Although February is the month we celebrate love and the awareness of heart health, knowing more about the risk factors of heart disease -- especially for caregivers who may fall into the five risk areas -- is important all year round.
Heart Disease Kills, and Women, Especially Caregivers, Are the Target
The American Heart Association (AHA) tells us that heart disease is the number-one killer of women -- twice as many women die from stroke or cardiovascular disease than from all cancers combined, including breast cancer. Heart disease is the cause of one in three deaths every year, with someone dying every minute.
However, unlike Alzheimer's disease, which has no cure and can't be prevented, 80 percent of cardiac events in women could be avoided if women made the right choices for their hearts -- choices involving diet, exercise, and avoiding smoking.
While all women must pay attention to maintaining their heart health, studies show that caregivers are more at risk than the general population. A study by the Commonwealth Fund found that caregivers have twice the risk of developing a chronic illness such as heart disease, based in part on the prolonged stress encountered during their caregiving journey.
We know from studies conducted by the National Alliance for Caregiving that people often turn to bad habits to cope with the stress of caregiving. Caregivers who reported their health was impacted also reported that they began smoking again, stopped exercising, and had no time for sound nutrition because they often relied on fast food for their meals. This, in turn, resulted in weight gain and lowered energy levels, compromising their ability to care for their loved ones.
And if the nation's 65 million caregivers become ill, who will care for their loved ones?
The challenges that caregivers face when they take on the role of caring for a loved one -- an overly busy schedule, increased stress, insomnia -- can prohibit or prevent them from finding the time to care for themselves. This is the big red flag all caregivers must pay attention to, so they can find that "me time" that can help them avoid the minefields that will otherwise blow up their self-care plans.
Go Red in February -- and All Year -- and Tell a Few Friends
To raise awareness among women, the AHA promotes its Go Red for Women campaign. The AHA began this campaign because its studies found that only 55 percent of women realize that heart disease is their top killer, and less than half know the healthy levels for blood pressure and cholesterol.
On the Go Red for Women site you'll find valuable tools such as the Go Red Heart CheckUp and information about how to stay heart healthy at any age. You'll also find important facts about the warning signs of a heart attack or stroke and how to be aware of the differences.
Tell 5 Friends and Follow These 5 Heart Health Tips
The AHA also has a campaign to have every woman tell 5 friends about heart disease prevention. Take a minute to read this list of 5 things for women over 50 to do to help prevent heart disease:
Know your family history. You have a greater risk if a parent or grandparent had heart disease. A study released last year shows that a mother's stroke history can help predict her daughter's risk of heart attack or stroke.
Don't smoke. That means avoiding secondhand smoke, too.

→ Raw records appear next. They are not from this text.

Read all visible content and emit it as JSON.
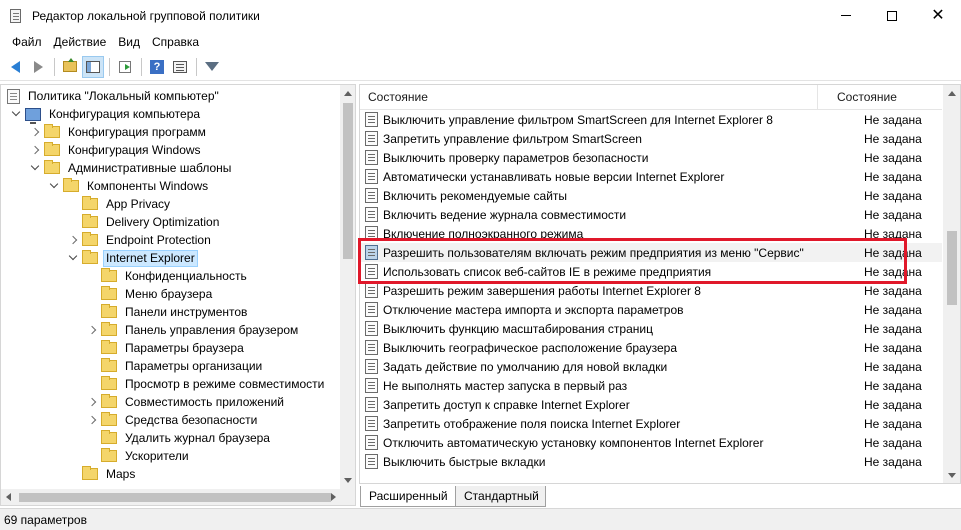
{
  "window": {
    "title": "Редактор локальной групповой политики",
    "close_symbol": "✕"
  },
  "menu": [
    "Файл",
    "Действие",
    "Вид",
    "Справка"
  ],
  "toolbar": {
    "help_symbol": "?"
  },
  "tree": {
    "items": [
      {
        "label": "Политика \"Локальный компьютер\"",
        "icon": "doc-icon",
        "twisty": "none",
        "indent": 0
      },
      {
        "label": "Конфигурация компьютера",
        "icon": "computer-icon",
        "twisty": "expanded",
        "indent": 1
      },
      {
        "label": "Конфигурация программ",
        "icon": "folder-icon",
        "twisty": "collapsed",
        "indent": 2
      },
      {
        "label": "Конфигурация Windows",
        "icon": "folder-icon",
        "twisty": "collapsed",
        "indent": 2
      },
      {
        "label": "Административные шаблоны",
        "icon": "folder-icon",
        "twisty": "expanded",
        "indent": 2
      },
      {
        "label": "Компоненты Windows",
        "icon": "folder-icon",
        "twisty": "expanded",
        "indent": 3
      },
      {
        "label": "App Privacy",
        "icon": "folder-icon",
        "twisty": "none",
        "indent": 4
      },
      {
        "label": "Delivery Optimization",
        "icon": "folder-icon",
        "twisty": "none",
        "indent": 4
      },
      {
        "label": "Endpoint Protection",
        "icon": "folder-icon",
        "twisty": "collapsed",
        "indent": 4
      },
      {
        "label": "Internet Explorer",
        "icon": "folder-icon",
        "twisty": "expanded",
        "indent": 4,
        "selected": true
      },
      {
        "label": "Конфиденциальность",
        "icon": "folder-icon",
        "twisty": "none",
        "indent": 5
      },
      {
        "label": "Меню браузера",
        "icon": "folder-icon",
        "twisty": "none",
        "indent": 5
      },
      {
        "label": "Панели инструментов",
        "icon": "folder-icon",
        "twisty": "none",
        "indent": 5
      },
      {
        "label": "Панель управления браузером",
        "icon": "folder-icon",
        "twisty": "collapsed",
        "indent": 5
      },
      {
        "label": "Параметры браузера",
        "icon": "folder-icon",
        "twisty": "none",
        "indent": 5
      },
      {
        "label": "Параметры организации",
        "icon": "folder-icon",
        "twisty": "none",
        "indent": 5
      },
      {
        "label": "Просмотр в режиме совместимости",
        "icon": "folder-icon",
        "twisty": "none",
        "indent": 5
      },
      {
        "label": "Совместимость приложений",
        "icon": "folder-icon",
        "twisty": "collapsed",
        "indent": 5
      },
      {
        "label": "Средства безопасности",
        "icon": "folder-icon",
        "twisty": "collapsed",
        "indent": 5
      },
      {
        "label": "Удалить журнал браузера",
        "icon": "folder-icon",
        "twisty": "none",
        "indent": 5
      },
      {
        "label": "Ускорители",
        "icon": "folder-icon",
        "twisty": "none",
        "indent": 5
      },
      {
        "label": "Maps",
        "icon": "folder-icon",
        "twisty": "none",
        "indent": 4
      }
    ]
  },
  "list": {
    "columns": {
      "name": "Состояние",
      "state": "Состояние"
    },
    "rows": [
      {
        "name": "Выключить управление фильтром SmartScreen для Internet Explorer 8",
        "state": "Не задана"
      },
      {
        "name": "Запретить управление фильтром SmartScreen",
        "state": "Не задана"
      },
      {
        "name": "Выключить проверку параметров безопасности",
        "state": "Не задана"
      },
      {
        "name": "Автоматически устанавливать новые версии Internet Explorer",
        "state": "Не задана"
      },
      {
        "name": "Включить рекомендуемые сайты",
        "state": "Не задана"
      },
      {
        "name": "Включить ведение журнала совместимости",
        "state": "Не задана"
      },
      {
        "name": "Включение полноэкранного режима",
        "state": "Не задана"
      },
      {
        "name": "Разрешить пользователям включать режим предприятия из меню \"Сервис\"",
        "state": "Не задана",
        "hover": true,
        "alt_icon": true
      },
      {
        "name": "Использовать список веб-сайтов IE в режиме предприятия",
        "state": "Не задана"
      },
      {
        "name": "Разрешить режим завершения работы Internet Explorer 8",
        "state": "Не задана"
      },
      {
        "name": "Отключение мастера импорта и экспорта параметров",
        "state": "Не задана"
      },
      {
        "name": "Выключить функцию масштабирования страниц",
        "state": "Не задана"
      },
      {
        "name": "Выключить географическое расположение браузера",
        "state": "Не задана"
      },
      {
        "name": "Задать действие по умолчанию для новой вкладки",
        "state": "Не задана"
      },
      {
        "name": "Не выполнять мастер запуска в первый раз",
        "state": "Не задана"
      },
      {
        "name": "Запретить доступ к справке Internet Explorer",
        "state": "Не задана"
      },
      {
        "name": "Запретить отображение поля поиска Internet Explorer",
        "state": "Не задана"
      },
      {
        "name": "Отключить автоматическую установку компонентов Internet Explorer",
        "state": "Не задана"
      },
      {
        "name": "Выключить быстрые вкладки",
        "state": "Не задана"
      }
    ]
  },
  "tabs": {
    "extended": "Расширенный",
    "standard": "Стандартный"
  },
  "status": {
    "text": "69 параметров"
  },
  "colors": {
    "highlight": "#e0182a",
    "selection": "#cce8ff"
  }
}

Drink in moderation. While too much alcohol adds calories to your diet that can cause weight gain and increased blood pressure, four fluid ounces of red wine a day can be all right, according to some physicians.
Eat a heart-healthy diet. Make sure you get lots of fruits, vegetables, omega-3 fatty acids (found in foods such as wild-caught salmon), and fiber-rich whole grains. Stick to less than 1,500 mg of sodium a day, and avoid sugar-sweetened beverages.
Know your numbers. Do you know what your good (HDL) and bad (LDL) cholesterol numbers are and what they should be? How about your body mass index (BMI)? Are you getting at least 30 minutes of cardiovascular exercise a day? Do you have a waist measurement of 35 inches or less? If you don't know your numbers, find out today by checking the Weight Control Information Network maintained by the U.S. Department of Health and Human Services and the National Institutes of Health. Find out what these numbers mean and how to maintain healthy scores.
Doing all the right things is hard enough for the average woman, but when you're caring for a loved one it becomes an even more daunting task. It's hard to find a balance between self-care and caregiving, but by taking care of your heart health you'll increase your ability to continue to be the heart of your family.